All told, after three days in Union Park and mixing with the teeming, odiferous masses, I have some new bands that I’m excited to check out (Lightning Bolt, Titus Andronicus and Liars among others) but also some questions about the state of alternative/indie music today. As much as I enjoyed the majority of performers at Pitchfork 2010, I still wonder how/why some acts made it on to the bill. Incredulity and creative differences and confusion aside, I took forward to being in attendance next year and overall was really impressed with what Pitchfork brought to the table (and my ears and limbs) this year. –Dennis McLennand, Photos by Dennis McLennand

  1. Your review was stupid. Nothing to do about the acts. If you aren’t familiar with the music, don’t review it. You suck. Just like the security


  2. let me guess you are a die hard sleigh bells fan… or some kid who feels personally attacked when their favorite silly little band isn’t considered the greatest thing ever?

    guess what kid… welcome to the real world!

    i was at pitchfork and this guy is on point… he references every artist and their strengths abilities and weaknesses.

    so man up kid… which act is your favorite? the one that you follow religiously, know every word they sing, think they understand you and know what your going through… do you cry at every show?

    so this guy didn’t like your fav band… other than tat name one thing wrong with these articles!


  3. last year was the first year i didnt go to a pitchfork but the draw of major lazer, big boi, and lcd soundsystem made me return.

    my question is: what the fuck happened?

    the park is over crowded, over-run by these mgmt/passionpit/mtv indie fans, and the lineup included more sleep-inducing music than i can shake a stick at. i thought it was purely because i was so stoned that i didnt have a great show until i saw lcd close out the 2nd night but i wasnt the only one.

    i feel like pitchfork used to be trendsetters where as now its just merely playing towards this crowd. and this crowd is most certainly much different than any weve seen in the past.


  4. I watched the festival from the internet. I was happy to see acts I liked, such as Beach House, but I was fully blown away by Lightning Bolt. The energy of the music was coming out of my computer, and I had the volume turned low. I couldn’t take my eyes off the energy. That was one of the most incredible things I have ever watched a band do. And it wasn’t just noise, it was music.
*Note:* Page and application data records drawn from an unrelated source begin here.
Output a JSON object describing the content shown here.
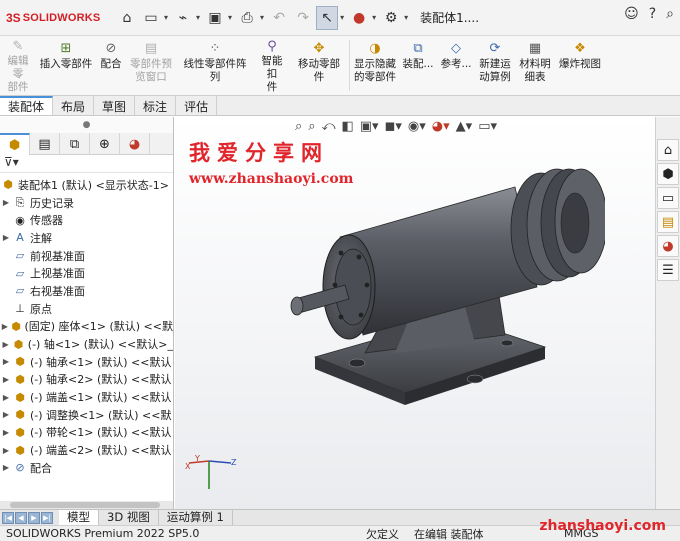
{
  "titlebar": {
    "brand_prefix": "3S",
    "brand_name": "SOLIDWORKS",
    "doc_title": "装配体1....",
    "icons": [
      "home-icon",
      "new-doc-icon",
      "open-icon",
      "save-icon",
      "print-icon",
      "undo-icon",
      "redo-icon",
      "select-pointer-icon",
      "traffic-light-icon",
      "options-gear-icon",
      "user-icon",
      "help-icon",
      "search-icon"
    ]
  },
  "ribbon": {
    "items": [
      {
        "label_1": "编辑零",
        "label_2": "部件",
        "icon": "edit-component-icon",
        "enabled": false
      },
      {
        "label_1": "插入零部件",
        "label_2": "",
        "icon": "insert-component-icon",
        "enabled": true
      },
      {
        "label_1": "配合",
        "label_2": "",
        "icon": "mate-paperclip-icon",
        "enabled": true
      },
      {
        "label_1": "零部件预",
        "label_2": "览窗口",
        "icon": "preview-window-icon",
        "enabled": false
      },
      {
        "label_1": "线性零部件阵列",
        "label_2": "",
        "icon": "linear-pattern-icon",
        "enabled": true
      },
      {
        "label_1": "智能扣",
        "label_2": "件",
        "icon": "smart-fastener-icon",
        "enabled": true
      },
      {
        "label_1": "移动零部件",
        "label_2": "",
        "icon": "move-component-icon",
        "enabled": true
      },
      {
        "label_1": "显示隐藏",
        "label_2": "的零部件",
        "icon": "show-hidden-icon",
        "enabled": true
      },
      {
        "label_1": "装配...",
        "label_2": "",
        "icon": "assembly-feature-icon",
        "enabled": true
      },
      {
        "label_1": "参考...",
        "label_2": "",
        "icon": "reference-geometry-icon",
        "enabled": true
      },
      {
        "label_1": "新建运",
        "label_2": "动算例",
        "icon": "new-motion-study-icon",
        "enabled": true
      },
      {
        "label_1": "材料明",
        "label_2": "细表",
        "icon": "bom-table-icon",
        "enabled": true
      },
      {
        "label_1": "爆炸视图",
        "label_2": "",
        "icon": "exploded-view-icon",
        "enabled": true
      }
    ]
  },
  "command_tabs": [
    "装配体",
    "布局",
    "草图",
    "标注",
    "评估"
  ],
  "feature_tree": {
    "panel_tabs": [
      "feature-manager-icon",
      "property-manager-icon",
      "configuration-manager-icon",
      "dimxpert-icon",
      "display-manager-icon"
    ],
    "filter_icon": "filter-icon",
    "root": "装配体1 (默认) <显示状态-1>",
    "items": [
      {
        "label": "历史记录",
        "icon": "history-icon",
        "expandable": true
      },
      {
        "label": "传感器",
        "icon": "sensor-icon",
        "expandable": false
      },
      {
        "label": "注解",
        "icon": "annotation-icon",
        "expandable": true
      },
      {
        "label": "前视基准面",
        "icon": "plane-icon",
        "expandable": false
      },
      {
        "label": "上视基准面",
        "icon": "plane-icon",
        "expandable": false
      },
      {
        "label": "右视基准面",
        "icon": "plane-icon",
        "expandable": false
      },
      {
        "label": "原点",
        "icon": "origin-icon",
        "expandable": false
      },
      {
        "label": "(固定) 座体<1> (默认) <<默",
        "icon": "part-icon",
        "expandable": true
      },
      {
        "label": "(-) 轴<1> (默认) <<默认>_",
        "icon": "part-icon",
        "expandable": true
      },
      {
        "label": "(-) 轴承<1> (默认) <<默认",
        "icon": "part-icon",
        "expandable": true
      },
      {
        "label": "(-) 轴承<2> (默认) <<默认",
        "icon": "part-icon",
        "expandable": true
      },
      {
        "label": "(-) 端盖<1> (默认) <<默认",
        "icon": "part-icon",
        "expandable": true
      },
      {
        "label": "(-) 调整换<1> (默认) <<默",
        "icon": "part-icon",
        "expandable": true
      },
      {
        "label": "(-) 带轮<1> (默认) <<默认",
        "icon": "part-icon",
        "expandable": true
      },
      {
        "label": "(-) 端盖<2> (默认) <<默认",
        "icon": "part-icon",
        "expandable": true
      },
      {
        "label": "配合",
        "icon": "mates-icon",
        "expandable": true
      }
    ]
  },
  "viewport": {
    "watermark_title": "我爱分享网",
    "watermark_url": "www.zhanshaoyi.com",
    "hud_icons": [
      "zoom-fit-icon",
      "zoom-area-icon",
      "previous-view-icon",
      "section-view-icon",
      "view-orientation-icon",
      "display-style-icon",
      "hide-show-icon",
      "appearance-icon",
      "scene-icon",
      "monitor-icon"
    ],
    "triad_labels": [
      "Y",
      "X",
      "Z"
    ]
  },
  "task_pane": [
    "home-resources-icon",
    "design-library-icon",
    "file-explorer-icon",
    "view-palette-icon",
    "appearances-icon",
    "custom-properties-icon"
  ],
  "bottom_tabs": [
    "模型",
    "3D 视图",
    "运动算例 1"
  ],
  "status_bar": {
    "product": "SOLIDWORKS Premium 2022 SP5.0",
    "state": "欠定义",
    "editing": "在编辑 装配体",
    "units": "MMGS",
    "watermark_url": "zhanshaoyi.com"
  },
  "colors": {
    "accent": "#4a90d9",
    "brand_red": "#d21f26",
    "watermark_red": "#e0262c",
    "model_body": "#5a5d64"
  }
}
    I’m not really sure why there are so many good reviews on the Major Lazer performance. I guess you had to be there.

    But that Lightning Bolt performance left me speechless. They are definitely my next band to watch.


  5. Lightning Bolt’s been around for a while, shame they haven’t caught on. Went Sunday this year, expecting a mind-blowing experience as I felt last year, but was a bit underwhelmed. Sleigh Bells, while a bit sloppy, were probably the best act of the day, in terms of energy and getting a crowd going, IMO.
    Again, not perfect live, but listen to their records, you have to at least give them credit for doing their own thing.
    Still, a lot of a show’s enjoyability (?) depends on the audience.
    Maybe everyone was stoned dead, but I mean come on, at least move around a little.


  6. then again, I unfortunately missed Major Lazer :(


  7. Very enlightening and beneficial to someone whose been out of the circuit for a long time.

    - Lora